───── RECORDED DATA

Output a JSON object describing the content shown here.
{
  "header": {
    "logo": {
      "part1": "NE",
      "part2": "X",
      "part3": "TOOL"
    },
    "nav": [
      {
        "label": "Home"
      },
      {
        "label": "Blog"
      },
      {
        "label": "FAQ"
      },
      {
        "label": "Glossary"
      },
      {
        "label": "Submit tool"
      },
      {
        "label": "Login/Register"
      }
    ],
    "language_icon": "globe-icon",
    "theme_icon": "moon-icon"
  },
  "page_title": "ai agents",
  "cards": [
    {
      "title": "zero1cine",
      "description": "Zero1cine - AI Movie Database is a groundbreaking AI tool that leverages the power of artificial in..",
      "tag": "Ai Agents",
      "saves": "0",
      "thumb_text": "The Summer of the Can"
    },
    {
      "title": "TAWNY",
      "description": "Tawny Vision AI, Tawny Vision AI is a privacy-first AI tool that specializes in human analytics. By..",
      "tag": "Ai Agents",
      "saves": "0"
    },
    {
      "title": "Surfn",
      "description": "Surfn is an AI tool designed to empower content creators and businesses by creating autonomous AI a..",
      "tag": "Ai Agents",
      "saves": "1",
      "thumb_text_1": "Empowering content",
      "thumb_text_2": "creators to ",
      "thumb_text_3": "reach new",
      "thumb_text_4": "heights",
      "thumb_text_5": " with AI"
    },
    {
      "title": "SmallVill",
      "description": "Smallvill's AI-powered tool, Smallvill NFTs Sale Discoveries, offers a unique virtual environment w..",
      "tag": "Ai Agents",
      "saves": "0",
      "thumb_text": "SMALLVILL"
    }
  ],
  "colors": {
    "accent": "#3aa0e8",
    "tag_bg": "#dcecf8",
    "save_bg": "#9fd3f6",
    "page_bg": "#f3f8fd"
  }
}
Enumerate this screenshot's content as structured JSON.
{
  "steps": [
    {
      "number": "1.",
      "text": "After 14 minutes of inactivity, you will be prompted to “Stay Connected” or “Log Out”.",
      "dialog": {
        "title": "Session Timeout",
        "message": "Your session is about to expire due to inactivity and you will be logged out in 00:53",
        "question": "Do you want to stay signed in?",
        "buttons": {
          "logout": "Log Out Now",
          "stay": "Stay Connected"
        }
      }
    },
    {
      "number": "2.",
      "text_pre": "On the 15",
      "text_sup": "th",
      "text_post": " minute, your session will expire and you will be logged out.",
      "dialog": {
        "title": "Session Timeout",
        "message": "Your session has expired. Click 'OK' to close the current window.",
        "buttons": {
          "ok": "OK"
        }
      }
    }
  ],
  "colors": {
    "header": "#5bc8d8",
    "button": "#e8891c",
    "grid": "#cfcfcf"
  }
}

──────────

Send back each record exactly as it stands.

▶ OUTPUT FOR THIS TASK:
Output a JSON object describing the content shown here.
{
  "header": {
    "logo": {
      "part1": "NE",
      "part2": "X",
      "part3": "TOOL"
    },
    "nav": [
      {
        "label": "Home"
      },
      {
        "label": "Blog"
      },
      {
        "label": "FAQ"
      },
      {
        "label": "Glossary"
      },
      {
        "label": "Submit tool"
      },
      {
        "label": "Login/Register"
      }
    ],
    "language_icon": "globe-icon",
    "theme_icon": "moon-icon"
  },
  "page_title": "ai agents",
  "cards": [
    {
      "title": "zero1cine",
      "description": "Zero1cine - AI Movie Database is a groundbreaking AI tool that leverages the power of artificial in..",
      "tag": "Ai Agents",
      "saves": "0",
      "thumb_text": "The Summer of the Can"
    },
    {
      "title": "TAWNY",
      "description": "Tawny Vision AI, Tawny Vision AI is a privacy-first AI tool that specializes in human analytics. By..",
      "tag": "Ai Agents",
      "saves": "0"
    },
    {
      "title": "Surfn",
      "description": "Surfn is an AI tool designed to empower content creators and businesses by creating autonomous AI a..",
      "tag": "Ai Agents",
      "saves": "1",
      "thumb_text_1": "Empowering content",
      "thumb_text_2": "creators to ",
      "thumb_text_3": "reach new",
      "thumb_text_4": "heights",
      "thumb_text_5": " with AI"
    },
    {
      "title": "SmallVill",
      "description": "Smallvill's AI-powered tool, Smallvill NFTs Sale Discoveries, offers a unique virtual environment w..",
      "tag": "Ai Agents",
      "saves": "0",
      "thumb_text": "SMALLVILL"
    }
  ],
  "colors": {
    "accent": "#3aa0e8",
    "tag_bg": "#dcecf8",
    "save_bg": "#9fd3f6",
    "page_bg": "#f3f8fd"
  }
}
Enumerate this screenshot's content as structured JSON.
{
  "steps": [
    {
      "number": "1.",
      "text": "After 14 minutes of inactivity, you will be prompted to “Stay Connected” or “Log Out”.",
      "dialog": {
        "title": "Session Timeout",
        "message": "Your session is about to expire due to inactivity and you will be logged out in 00:53",
        "question": "Do you want to stay signed in?",
        "buttons": {
          "logout": "Log Out Now",
          "stay": "Stay Connected"
        }
      }
    },
    {
      "number": "2.",
      "text_pre": "On the 15",
      "text_sup": "th",
      "text_post": " minute, your session will expire and you will be logged out.",
      "dialog": {
        "title": "Session Timeout",
        "message": "Your session has expired. Click 'OK' to close the current window.",
        "buttons": {
          "ok": "OK"
        }
      }
    }
  ],
  "colors": {
    "header": "#5bc8d8",
    "button": "#e8891c",
    "grid": "#cfcfcf"
  }
}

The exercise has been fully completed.